There is no specific height standard that gymnasts are expected to reach. Instead, a vault that avoids an amplitude deduction is one where the entire vault, all necessary flipping and twisting, is completed with at least the chest, if not the entire body, above the height of the vaulting table. Then, as the gymnast passes the height of the vaulting table, all she has to do is prepare for landing.
The height deductions get quite intense for flat vaults that shoot out horizontally. These are not the little .05s we see for minor form breaks. A vault that lacks height is considered a much more significant error than a vault with soft knees or small landing movement. The judges are actually able to take up to .50 for height, which they never come close to because college scoring, but there’s a lot more freedom to deduct for height.
Meanwhile, “heighth” is not a word.
As mentioned above, vaults are expected to go both UP and OUT, so a vault that goes only up—and not out very far from the vault—will be deducted with nearly the same severity as one that goes only out, and not up.
Distance, too, is judged without a specific reference point, despite how easy it would be to put a line on the vault mat if someone actually wanted to. This makes distance deductions pretty ambiguous. “Did she go far?” is not an acceptably distinct standard for judging, but that’s more or less where we are.
Basically, gymnasts are expected not to make the judges scared that they’re going to hit their head on the vaulting table.

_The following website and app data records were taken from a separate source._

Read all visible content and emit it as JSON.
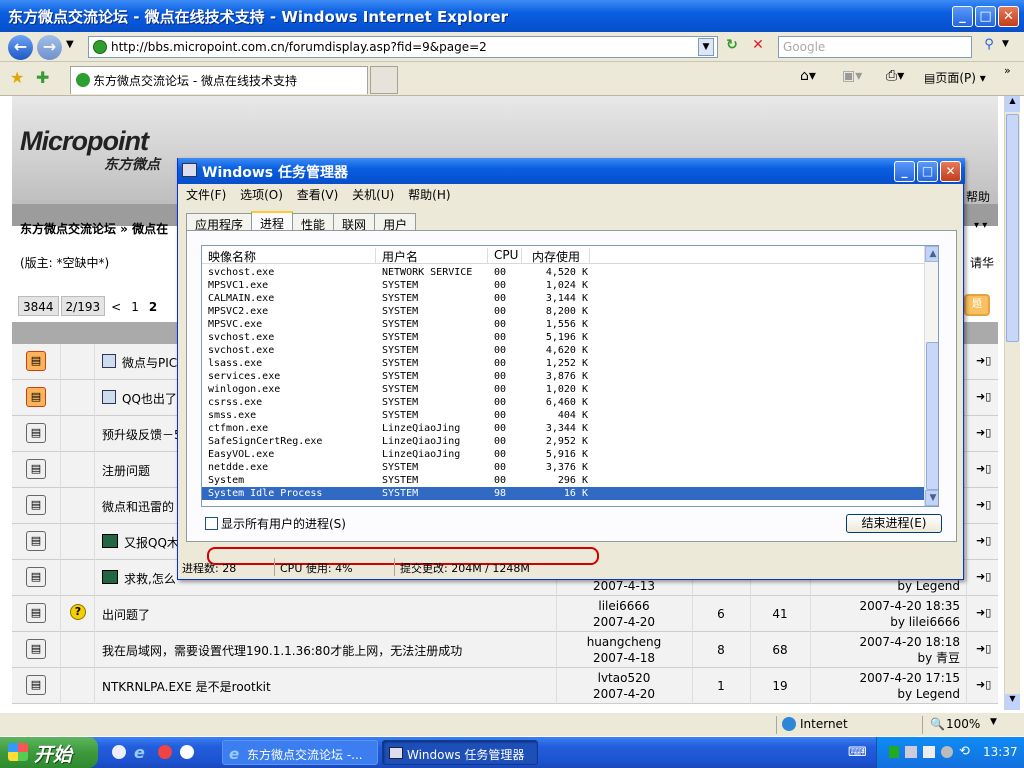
{
  "ie": {
    "title": "东方微点交流论坛 - 微点在线技术支持 - Windows Internet Explorer",
    "url": "http://bbs.micropoint.com.cn/forumdisplay.asp?fid=9&page=2",
    "search_placeholder": "Google",
    "tab_title": "东方微点交流论坛 - 微点在线技术支持",
    "page_menu": "页面(P)",
    "status_zone": "Internet",
    "zoom": "100%"
  },
  "forum": {
    "logo": "Micropoint",
    "logo_sub": "东方微点",
    "breadcrumb": "东方微点交流论坛 » 微点在",
    "moderator": "(版主: *空缺中*)",
    "right_help": "帮助",
    "right_name": "·",
    "right_hua": "请华",
    "pager": [
      "3844",
      "2/193",
      "<",
      "1",
      "2"
    ],
    "threads": [
      {
        "title": "微点与PIC",
        "hot": true,
        "tag": true
      },
      {
        "title": "QQ也出了",
        "hot": true,
        "tag": true
      },
      {
        "title": "预升级反馈－5",
        "hot": false
      },
      {
        "title": "注册问题",
        "hot": false
      },
      {
        "title": "微点和迅雷的",
        "hot": false
      },
      {
        "title": "又报QQ木",
        "hot": false,
        "eye": true
      },
      {
        "title": "求救,怎么",
        "hot": false,
        "eye": true,
        "date": "2007-4-13",
        "last_by": "by Legend"
      },
      {
        "title": "出问题了",
        "hot": false,
        "q": true,
        "author": "lilei6666",
        "date": "2007-4-20",
        "replies": "6",
        "views": "41",
        "last_time": "2007-4-20 18:35",
        "last_by": "by lilei6666"
      },
      {
        "title": "我在局域网，需要设置代理190.1.1.36:80才能上网，无法注册成功",
        "hot": false,
        "author": "huangcheng",
        "date": "2007-4-18",
        "replies": "8",
        "views": "68",
        "last_time": "2007-4-20 18:18",
        "last_by": "by 青豆"
      },
      {
        "title": "NTKRNLPA.EXE 是不是rootkit",
        "hot": false,
        "author": "lvtao520",
        "date": "2007-4-20",
        "replies": "1",
        "views": "19",
        "last_time": "2007-4-20 17:15",
        "last_by": "by Legend"
      }
    ]
  },
  "taskmgr": {
    "title": "Windows 任务管理器",
    "menu": [
      "文件(F)",
      "选项(O)",
      "查看(V)",
      "关机(U)",
      "帮助(H)"
    ],
    "tabs": [
      "应用程序",
      "进程",
      "性能",
      "联网",
      "用户"
    ],
    "active_tab": 1,
    "columns": [
      "映像名称",
      "用户名",
      "CPU",
      "内存使用"
    ],
    "processes": [
      [
        "svchost.exe",
        "NETWORK SERVICE",
        "00",
        "4,520 K"
      ],
      [
        "MPSVC1.exe",
        "SYSTEM",
        "00",
        "1,024 K"
      ],
      [
        "CALMAIN.exe",
        "SYSTEM",
        "00",
        "3,144 K"
      ],
      [
        "MPSVC2.exe",
        "SYSTEM",
        "00",
        "8,200 K"
      ],
      [
        "MPSVC.exe",
        "SYSTEM",
        "00",
        "1,556 K"
      ],
      [
        "svchost.exe",
        "SYSTEM",
        "00",
        "5,196 K"
      ],
      [
        "svchost.exe",
        "SYSTEM",
        "00",
        "4,620 K"
      ],
      [
        "lsass.exe",
        "SYSTEM",
        "00",
        "1,252 K"
      ],
      [
        "services.exe",
        "SYSTEM",
        "00",
        "3,876 K"
      ],
      [
        "winlogon.exe",
        "SYSTEM",
        "00",
        "1,020 K"
      ],
      [
        "csrss.exe",
        "SYSTEM",
        "00",
        "6,460 K"
      ],
      [
        "smss.exe",
        "SYSTEM",
        "00",
        "404 K"
      ],
      [
        "ctfmon.exe",
        "LinzeQiaoJing",
        "00",
        "3,344 K"
      ],
      [
        "SafeSignCertReg.exe",
        "LinzeQiaoJing",
        "00",
        "2,952 K"
      ],
      [
        "EasyVOL.exe",
        "LinzeQiaoJing",
        "00",
        "5,916 K"
      ],
      [
        "netdde.exe",
        "SYSTEM",
        "00",
        "3,376 K"
      ],
      [
        "System",
        "SYSTEM",
        "00",
        "296 K"
      ],
      [
        "System Idle Process",
        "SYSTEM",
        "98",
        "16 K"
      ]
    ],
    "selected_index": 17,
    "show_all_label": "显示所有用户的进程(S)",
    "end_process_label": "结束进程(E)",
    "status_count": "进程数: 28",
    "status_cpu": "CPU 使用: 4%",
    "status_commit": "提交更改: 204M / 1248M"
  },
  "taskbar": {
    "start": "开始",
    "tasks": [
      "东方微点交流论坛 -...",
      "Windows 任务管理器"
    ],
    "clock": "13:37"
  },
  "colors": {
    "xp_blue": "#0a5fe0",
    "selected_row": "#316ac5",
    "highlight": "#d20000"
  }
}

If a judge screams at your vault, that’s probably bad. At minimum, gymnasts need to be far enough away that hitting themselves on the vault cannot physically happen. Ideally, a gymnast would have enough room to be able to lie down flat on the mat between her landing position and the vault. You know, a really scientific standard.
Gymnasts are expected to land in line with the center of the vaulting table, not deviating too far to either side. In elite, the vaulting mats have guidelines for the judges to be able to evaluate this. They do not in NCAA, once again because of helpfulness.
For that reason, the direction deduction is taken less frequently in NCAA than it should be, or would be if there were a specific guide on the mats. Vaults that start veering to one side or another, as long as it’s not too egregious, often escape without deduction. But technically, there should be a penalty there. Unlike in elite, where a gymnast stepping out of the area after landing is deducted, college gymnastics evaluates direction based only on where the gymnast initially lands, not where she then steps.
Also on the topic of deductions that are not evaluated as harshly as they could be in NCAA gymnastics, leg separations on vault. The legs are supposed to be pasted together in the air on all vaults. To be actually deducted in college, however, leg separations must occur in post-flight (after leaving the vaulting table) and be somewhat obvious—i.e., we’re seeing actual daylight between the legs.
A minor crossing of the feet in the air is one of those things that’s technically a deduction but will be forgiven without penalty in college gymnastics, as will basically any and all deductions in pre-flight (the time between hitting the springboard and contacting the table) or in repulsion (the time when in contact with the vaulting table), except for perhaps an egregious back arch. Typically, the excuse is the position in which the judges are sitting, from which they cannot see straddled legs on the table. Then maybe the judges should sit in a better position.
A similar approach is taken to shoulder angles and bent elbows on the vaulting table (the arms and trunk should create straight line in every viewing plane), which tend to be only theoretical deductions. They aren’t deducted as much as they could be in and of themselves, though issues like that typically lead to a lack of amplitude and distance, which is where gymnasts will be penalized.